Looking back I'd have said a thousand things to you that night. "You monster!" would have been first, what with throwing her through the wringer repeatedly with the whole out/not-out thing. Then: "Doesn't take an idiot to see who you're supposed to be, baby. Let's get you help. Let's get you started down the path."
But you were young. You were an idiot.
I found our pictures from Rocky Horror the other day. Everyone looked fantastic in dresses, wigs, and makeup that'd make RuPaul blush. (They even had motorized wings. Motorized wings! What will they think of next?) Me, I was off in the corner, dressed in the conservative little blue spring number we picked up at Goodwill, the little boygirl that tried too hard. They all smiled, but you were keeping my lips tight, nervous that somebody would look and say "there's somebody who's enjoying this a little too much" and start to ask questions like "are you okay?" or "are you seeing a therapist?" Worse, they may not have let up, and they'd have dug and dug until they found me, buried behind closet door after closet door, scrambling for air.
We were all having a great time - they in their outlandish and crazy getups, and me obviously not dressed for the part. But if you look really close at that photo, squint a bit, and stare for long enough, you can see me hiding in the glint of your tightly controlled gaze, the way your hip slumped to one side to pose, revealing the girl you couldn't throw away no matter how hard you tried.
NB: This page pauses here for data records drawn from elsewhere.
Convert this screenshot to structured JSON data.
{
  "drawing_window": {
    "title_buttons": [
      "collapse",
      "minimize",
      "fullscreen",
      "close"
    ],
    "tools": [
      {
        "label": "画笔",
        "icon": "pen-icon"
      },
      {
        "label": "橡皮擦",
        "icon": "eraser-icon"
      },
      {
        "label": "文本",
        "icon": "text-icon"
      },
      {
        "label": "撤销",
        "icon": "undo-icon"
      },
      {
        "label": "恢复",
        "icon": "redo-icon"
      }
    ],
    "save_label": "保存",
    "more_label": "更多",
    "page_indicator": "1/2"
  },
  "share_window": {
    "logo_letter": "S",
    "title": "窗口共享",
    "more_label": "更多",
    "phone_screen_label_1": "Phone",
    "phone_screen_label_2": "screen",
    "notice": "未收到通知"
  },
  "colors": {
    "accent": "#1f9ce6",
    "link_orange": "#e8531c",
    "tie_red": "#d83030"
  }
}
I wish you'd told your girlfriend yes after any of the dozens of conversations you had about being trans. I wish you'd have stuck to it when you finally did agree. I wish you'd have told the school therapist to screw off when he said you were a transvestite. I wish you'd have taken a step back, being the smart boy you were, and realized just how stupid you sounded when you said I'm not transgender, but I sometimes I wish I were a girl - followed quickly by don't tell anybody!
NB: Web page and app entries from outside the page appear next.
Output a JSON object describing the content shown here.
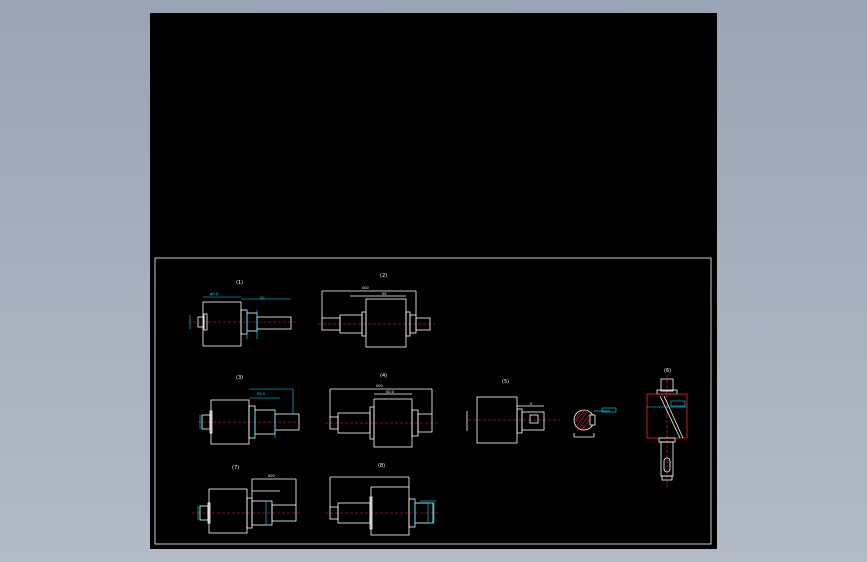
{
  "viewport": {
    "background": "#000000",
    "page_background": "#a8b0bd"
  },
  "colors": {
    "outline": "#ffffff",
    "dimension": "#00e5ff",
    "centerline": "#ff2020"
  },
  "views": [
    {
      "id": "view-1",
      "label": "(1)"
    },
    {
      "id": "view-2",
      "label": "(2)"
    },
    {
      "id": "view-3",
      "label": "(3)"
    },
    {
      "id": "view-4",
      "label": "(4)"
    },
    {
      "id": "view-5",
      "label": "(5)"
    },
    {
      "id": "view-6",
      "label": "(6)"
    },
    {
      "id": "view-7",
      "label": "(7)"
    },
    {
      "id": "view-8",
      "label": "(8)"
    }
  ]
}
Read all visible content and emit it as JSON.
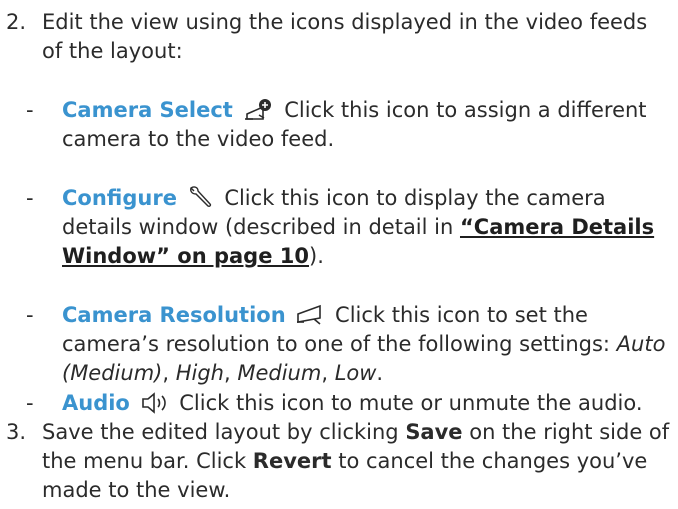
{
  "step2": {
    "number": "2.",
    "text": "Edit the view using the icons displayed in the video feeds of the layout:"
  },
  "items": [
    {
      "dash": "-",
      "term": "Camera Select",
      "icon": "camera-select-icon",
      "text": "Click this icon to assign a different camera to the video feed."
    },
    {
      "dash": "-",
      "term": "Configure",
      "icon": "wrench-icon",
      "text_before": "Click this icon to display the camera details window (described in detail in ",
      "link": "“Camera Details Window” on page 10",
      "text_after": ")."
    },
    {
      "dash": "-",
      "term": "Camera Resolution",
      "icon": "camera-icon",
      "text": "Click this icon to set the camera’s resolution to one of the following settings:",
      "options": [
        "Auto (Medium)",
        "High",
        "Medium",
        "Low"
      ],
      "sep": ", ",
      "end": "."
    },
    {
      "dash": "-",
      "term": "Audio",
      "icon": "speaker-icon",
      "text": "Click this icon to mute or unmute the audio."
    }
  ],
  "step3": {
    "number": "3.",
    "text_1": "Save the edited layout by clicking ",
    "save": "Save",
    "text_2": " on the right side of the menu bar. Click ",
    "revert": "Revert",
    "text_3": " to cancel the changes you’ve made to the view."
  },
  "colors": {
    "term": "#3a93cf",
    "text": "#2b2b2b"
  }
}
I wish somebody would have smacked some sense into you, or sat you down for an intervention, or really anything a little more forceful than "whatever, buddy." But hey, you were good at being nonchalant - this much I know for fact. That's why I volunteer. That's why I'm stepping in for the kids and bearing witness. I know. You're not alone.
Because in the end, nobody should have to deal with crap like this alone. If they say they want to, they're lying. You taught me that.
So I guess, in a strange, roundabout, way, I should be saying thank you. Thank you for being such a jerk when you were in the closet. Thank you for being a stubborn asshole. Thank you for hitting rock bottom. You gave me the tools and the power I needed to help others not end up like you.
"Go Forth, and Do Good Things," or whatever the president of the college is sending kids out on at graduation nowadays.